Records supplied
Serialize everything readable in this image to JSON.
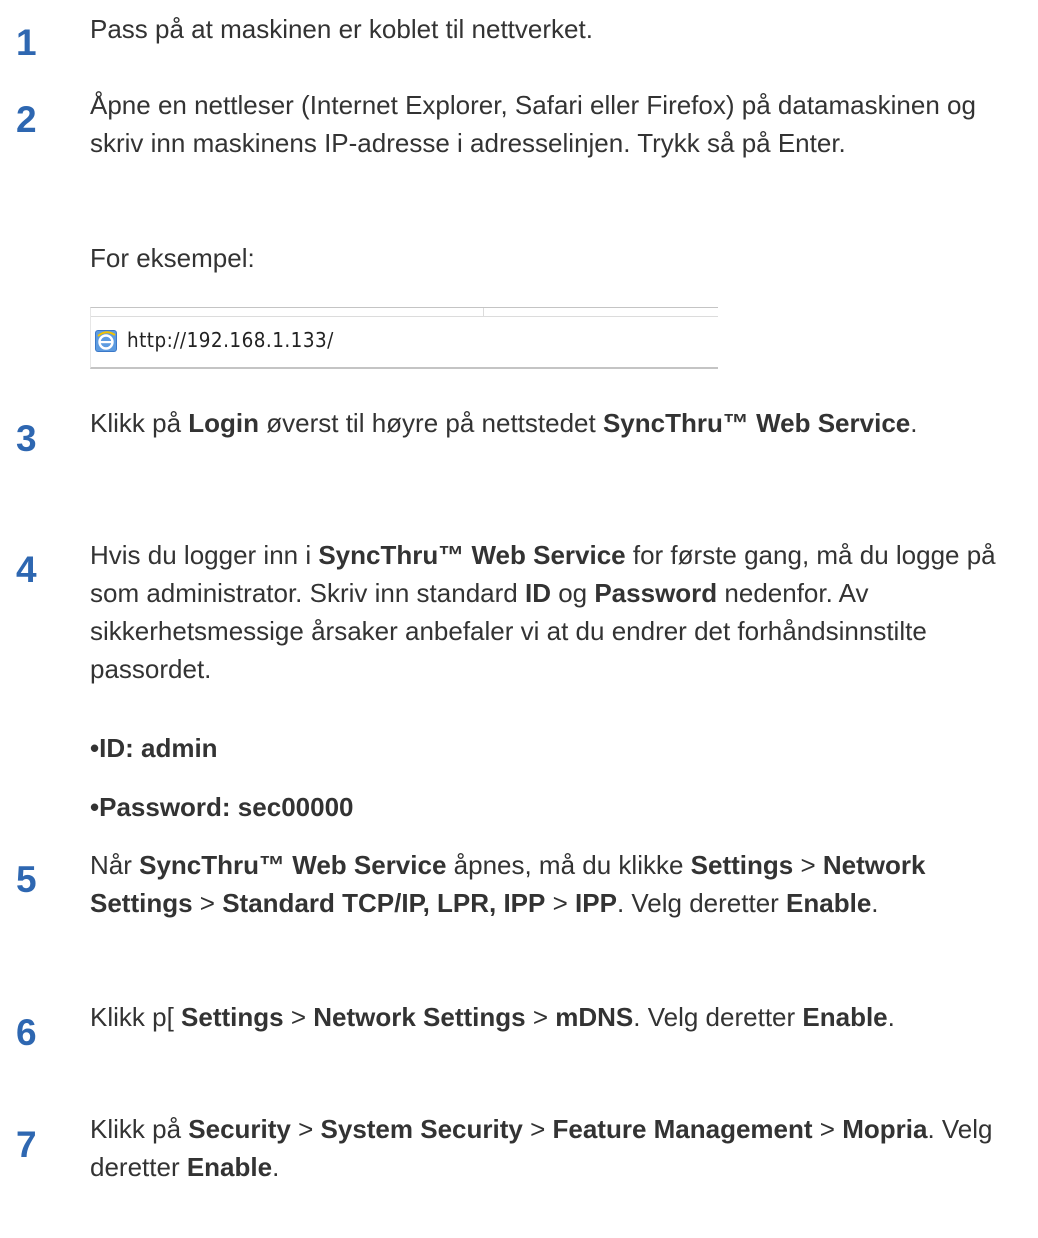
{
  "steps": [
    {
      "num": "1",
      "text": "Pass på at maskinen er koblet til nettverket."
    },
    {
      "num": "2",
      "text": "Åpne en nettleser (Internet Explorer, Safari eller Firefox) på datamaskinen og skriv inn maskinens IP-adresse i adresselinjen. Trykk så på Enter."
    },
    {
      "num": "3",
      "a": "Klikk på ",
      "login": "Login",
      "b": " øverst til høyre på nettstedet ",
      "service": "SyncThru™ Web Service",
      "c": "."
    },
    {
      "num": "4",
      "a": "Hvis du logger inn i ",
      "service": "SyncThru™ Web Service",
      "b": " for første gang, må du logge på som administrator. Skriv inn standard ",
      "id": "ID",
      "og": " og ",
      "password": "Password",
      "c": " nedenfor. Av sikkerhetsmessige årsaker anbefaler vi at du endrer det forhåndsinnstilte passordet."
    },
    {
      "num": "5",
      "a": "Når ",
      "service": "SyncThru™ Web Service",
      "b": " åpnes, må du klikke ",
      "settings": "Settings",
      "sep1": " > ",
      "network": "Network Settings",
      "sep2": " > ",
      "tcp": "Standard TCP/IP, LPR, IPP",
      "sep3": " > ",
      "ipp": "IPP",
      "c": ". Velg deretter ",
      "enable": "Enable",
      "d": "."
    },
    {
      "num": "6",
      "a": "Klikk p[ ",
      "settings": "Settings",
      "sep1": " > ",
      "network": "Network Settings",
      "sep2": " > ",
      "mdns": "mDNS",
      "b": ". Velg deretter ",
      "enable": "Enable",
      "c": "."
    },
    {
      "num": "7",
      "a": "Klikk på ",
      "security": "Security",
      "sep1": " > ",
      "system": "System Security",
      "sep2": " > ",
      "feature": "Feature Management",
      "sep3": " > ",
      "mopria": "Mopria",
      "b": ". Velg deretter ",
      "enable": "Enable",
      "c": "."
    }
  ],
  "example_label": "For eksempel:",
  "url_example": "http://192.168.1.133/",
  "credentials": {
    "id": "•ID: admin",
    "password": "•Password: sec00000"
  },
  "icons": {
    "browser": "internet-explorer-icon"
  },
  "colors": {
    "step_number": "#2e67b1",
    "text": "#333333"
  }
}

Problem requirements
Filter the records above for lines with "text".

Solution
      "text": "Pass på at maskinen er koblet til nettverket."
      "text": "Åpne en nettleser (Internet Explorer, Safari eller Firefox) på datamaskinen og skriv inn maskinens IP-adresse i adresselinjen. Trykk så på Enter."
    "text": "#333333"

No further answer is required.